# Work instruction:
A complete response lists each line of the data below that includes the word "time".

++++ Input

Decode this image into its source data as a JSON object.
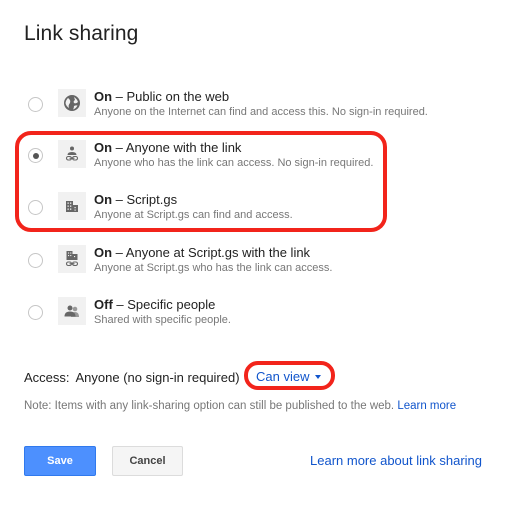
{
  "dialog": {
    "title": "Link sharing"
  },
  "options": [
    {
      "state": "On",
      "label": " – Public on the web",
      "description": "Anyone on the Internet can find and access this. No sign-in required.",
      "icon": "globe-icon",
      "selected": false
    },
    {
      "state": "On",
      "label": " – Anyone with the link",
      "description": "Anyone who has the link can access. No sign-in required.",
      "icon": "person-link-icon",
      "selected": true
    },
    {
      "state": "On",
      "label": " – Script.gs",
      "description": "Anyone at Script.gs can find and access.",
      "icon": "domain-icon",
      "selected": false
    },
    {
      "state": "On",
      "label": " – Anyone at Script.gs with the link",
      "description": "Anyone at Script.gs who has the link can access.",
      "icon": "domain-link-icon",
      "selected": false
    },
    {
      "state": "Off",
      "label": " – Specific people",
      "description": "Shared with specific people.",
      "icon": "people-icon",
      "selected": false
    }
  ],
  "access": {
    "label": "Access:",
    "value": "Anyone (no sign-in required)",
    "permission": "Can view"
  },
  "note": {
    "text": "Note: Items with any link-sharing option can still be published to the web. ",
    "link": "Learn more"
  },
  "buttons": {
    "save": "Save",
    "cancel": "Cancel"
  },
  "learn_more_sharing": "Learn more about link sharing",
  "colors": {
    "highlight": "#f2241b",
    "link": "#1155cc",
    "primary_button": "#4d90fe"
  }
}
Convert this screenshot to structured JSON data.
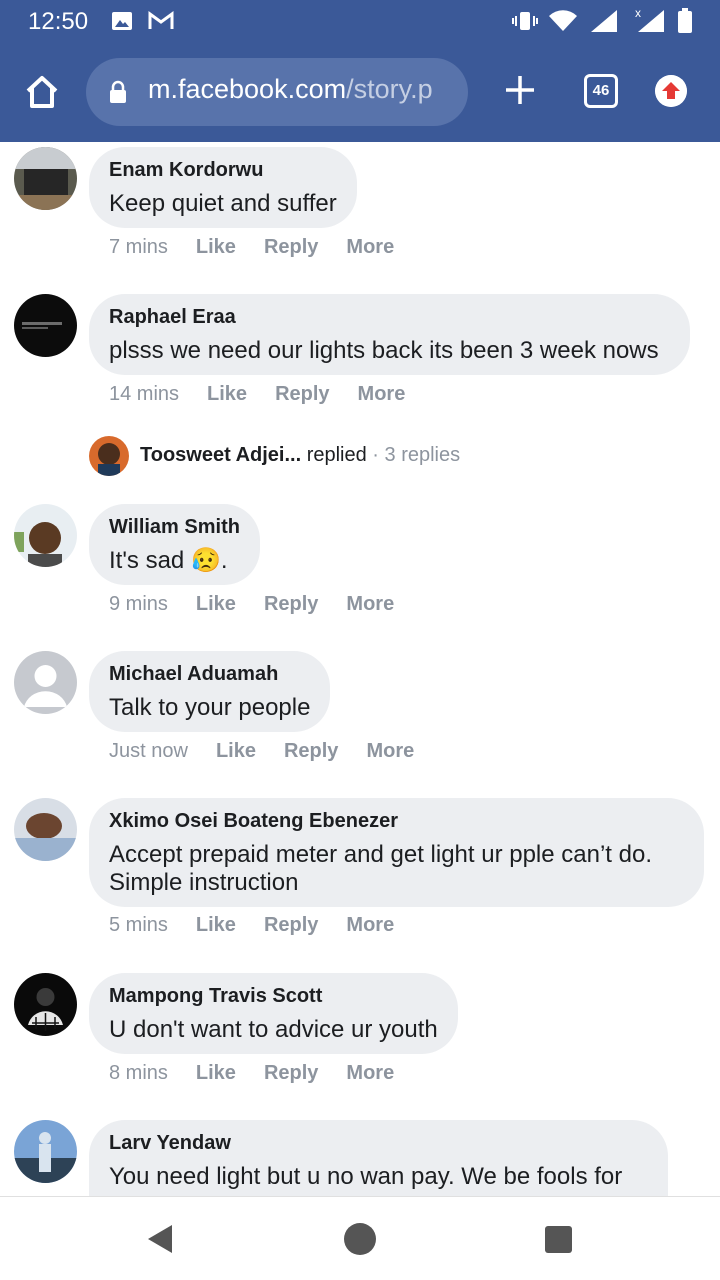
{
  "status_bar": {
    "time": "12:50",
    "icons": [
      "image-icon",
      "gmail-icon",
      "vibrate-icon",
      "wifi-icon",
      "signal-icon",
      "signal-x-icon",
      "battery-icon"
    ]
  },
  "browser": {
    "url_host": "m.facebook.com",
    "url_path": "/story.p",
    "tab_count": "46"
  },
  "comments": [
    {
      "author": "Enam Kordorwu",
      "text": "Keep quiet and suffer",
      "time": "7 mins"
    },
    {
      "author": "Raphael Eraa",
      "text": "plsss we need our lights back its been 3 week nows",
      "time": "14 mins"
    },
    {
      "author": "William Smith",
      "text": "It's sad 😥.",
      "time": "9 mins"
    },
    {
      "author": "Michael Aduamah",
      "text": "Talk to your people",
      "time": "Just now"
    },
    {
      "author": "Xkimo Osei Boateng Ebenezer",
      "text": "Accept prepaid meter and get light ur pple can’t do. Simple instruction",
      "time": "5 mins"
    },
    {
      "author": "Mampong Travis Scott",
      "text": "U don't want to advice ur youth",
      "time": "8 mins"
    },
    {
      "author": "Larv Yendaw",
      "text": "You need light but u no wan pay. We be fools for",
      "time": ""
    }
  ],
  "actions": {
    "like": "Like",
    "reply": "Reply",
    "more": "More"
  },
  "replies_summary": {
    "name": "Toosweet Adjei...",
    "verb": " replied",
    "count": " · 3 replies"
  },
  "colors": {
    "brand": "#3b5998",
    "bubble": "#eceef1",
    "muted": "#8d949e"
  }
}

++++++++
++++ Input

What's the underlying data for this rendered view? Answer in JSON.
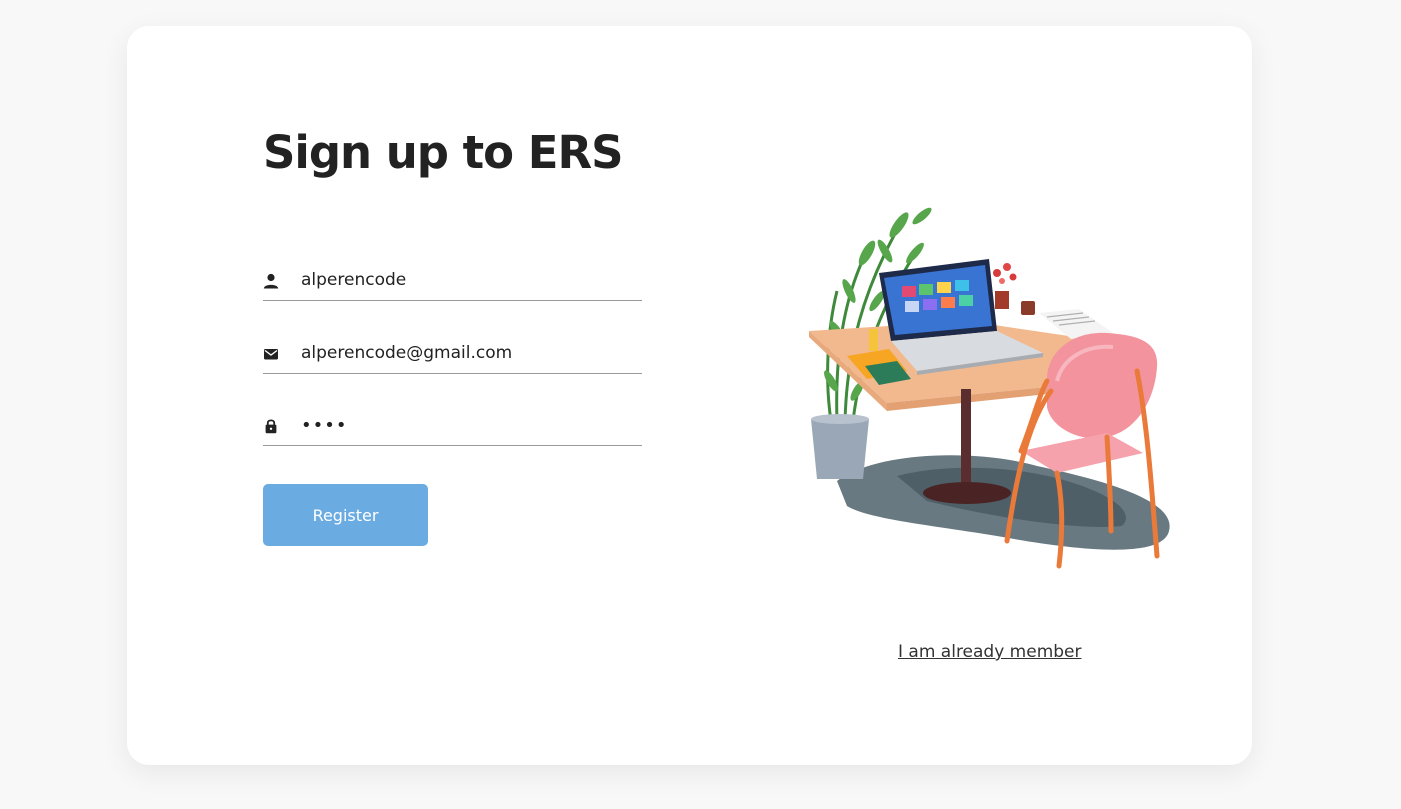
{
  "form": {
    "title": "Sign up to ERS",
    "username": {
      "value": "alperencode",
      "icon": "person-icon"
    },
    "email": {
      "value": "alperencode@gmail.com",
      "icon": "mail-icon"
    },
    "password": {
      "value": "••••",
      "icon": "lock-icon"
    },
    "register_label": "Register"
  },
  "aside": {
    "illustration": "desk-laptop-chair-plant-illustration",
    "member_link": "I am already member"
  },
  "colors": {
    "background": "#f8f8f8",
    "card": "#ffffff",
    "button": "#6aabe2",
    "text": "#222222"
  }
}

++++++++
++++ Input

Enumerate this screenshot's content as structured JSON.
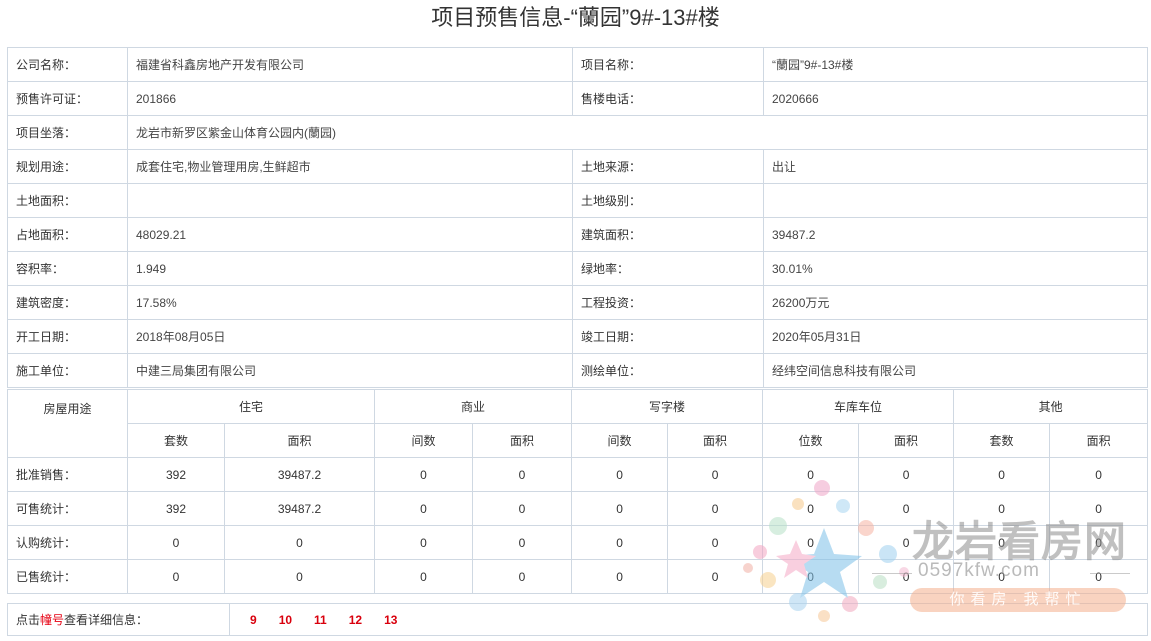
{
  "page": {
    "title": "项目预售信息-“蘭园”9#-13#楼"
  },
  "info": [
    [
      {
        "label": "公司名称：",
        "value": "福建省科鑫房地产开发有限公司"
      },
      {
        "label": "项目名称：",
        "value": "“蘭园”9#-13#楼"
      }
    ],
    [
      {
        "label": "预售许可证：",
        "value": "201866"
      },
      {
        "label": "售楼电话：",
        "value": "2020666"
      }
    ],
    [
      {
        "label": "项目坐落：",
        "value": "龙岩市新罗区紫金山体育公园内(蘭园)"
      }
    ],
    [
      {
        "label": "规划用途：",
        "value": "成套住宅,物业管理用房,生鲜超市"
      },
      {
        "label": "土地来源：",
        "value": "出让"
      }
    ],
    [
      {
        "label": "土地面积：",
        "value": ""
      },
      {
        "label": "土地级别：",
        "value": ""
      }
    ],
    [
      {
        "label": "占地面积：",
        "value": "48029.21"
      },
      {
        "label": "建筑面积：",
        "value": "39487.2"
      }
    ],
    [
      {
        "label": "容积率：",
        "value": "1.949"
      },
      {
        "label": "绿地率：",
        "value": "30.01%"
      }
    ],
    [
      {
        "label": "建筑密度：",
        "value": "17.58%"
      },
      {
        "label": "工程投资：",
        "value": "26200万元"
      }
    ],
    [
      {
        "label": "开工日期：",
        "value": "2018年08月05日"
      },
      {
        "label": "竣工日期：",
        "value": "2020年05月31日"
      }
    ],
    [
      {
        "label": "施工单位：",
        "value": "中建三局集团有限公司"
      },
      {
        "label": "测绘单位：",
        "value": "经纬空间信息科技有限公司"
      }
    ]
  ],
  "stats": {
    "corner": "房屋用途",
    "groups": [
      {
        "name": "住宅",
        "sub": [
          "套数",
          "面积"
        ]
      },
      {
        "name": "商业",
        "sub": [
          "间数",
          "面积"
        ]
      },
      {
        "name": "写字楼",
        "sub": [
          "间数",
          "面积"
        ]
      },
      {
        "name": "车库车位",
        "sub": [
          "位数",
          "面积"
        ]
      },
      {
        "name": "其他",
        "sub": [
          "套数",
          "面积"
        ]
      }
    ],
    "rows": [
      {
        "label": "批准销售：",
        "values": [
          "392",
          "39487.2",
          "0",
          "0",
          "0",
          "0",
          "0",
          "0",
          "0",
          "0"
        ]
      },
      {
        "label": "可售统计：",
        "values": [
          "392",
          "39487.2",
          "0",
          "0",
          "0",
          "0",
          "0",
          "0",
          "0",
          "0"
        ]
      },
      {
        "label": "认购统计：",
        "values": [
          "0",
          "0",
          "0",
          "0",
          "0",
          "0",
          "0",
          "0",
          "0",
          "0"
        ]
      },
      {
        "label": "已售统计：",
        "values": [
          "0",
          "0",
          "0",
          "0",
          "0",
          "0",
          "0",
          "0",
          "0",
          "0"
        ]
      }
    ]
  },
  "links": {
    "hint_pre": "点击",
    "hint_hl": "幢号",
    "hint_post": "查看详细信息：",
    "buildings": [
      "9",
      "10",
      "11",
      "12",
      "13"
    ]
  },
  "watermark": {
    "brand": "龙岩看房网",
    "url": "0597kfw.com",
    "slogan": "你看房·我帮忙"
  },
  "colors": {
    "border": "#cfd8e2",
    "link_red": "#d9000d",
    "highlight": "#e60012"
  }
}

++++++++

# Response to this task:
    "time": "12:50",
      "time": "7 mins"
      "time": "14 mins"
      "time": "9 mins"
      "time": "Just now"
      "time": "5 mins"
      "time": "8 mins"
      "time": ""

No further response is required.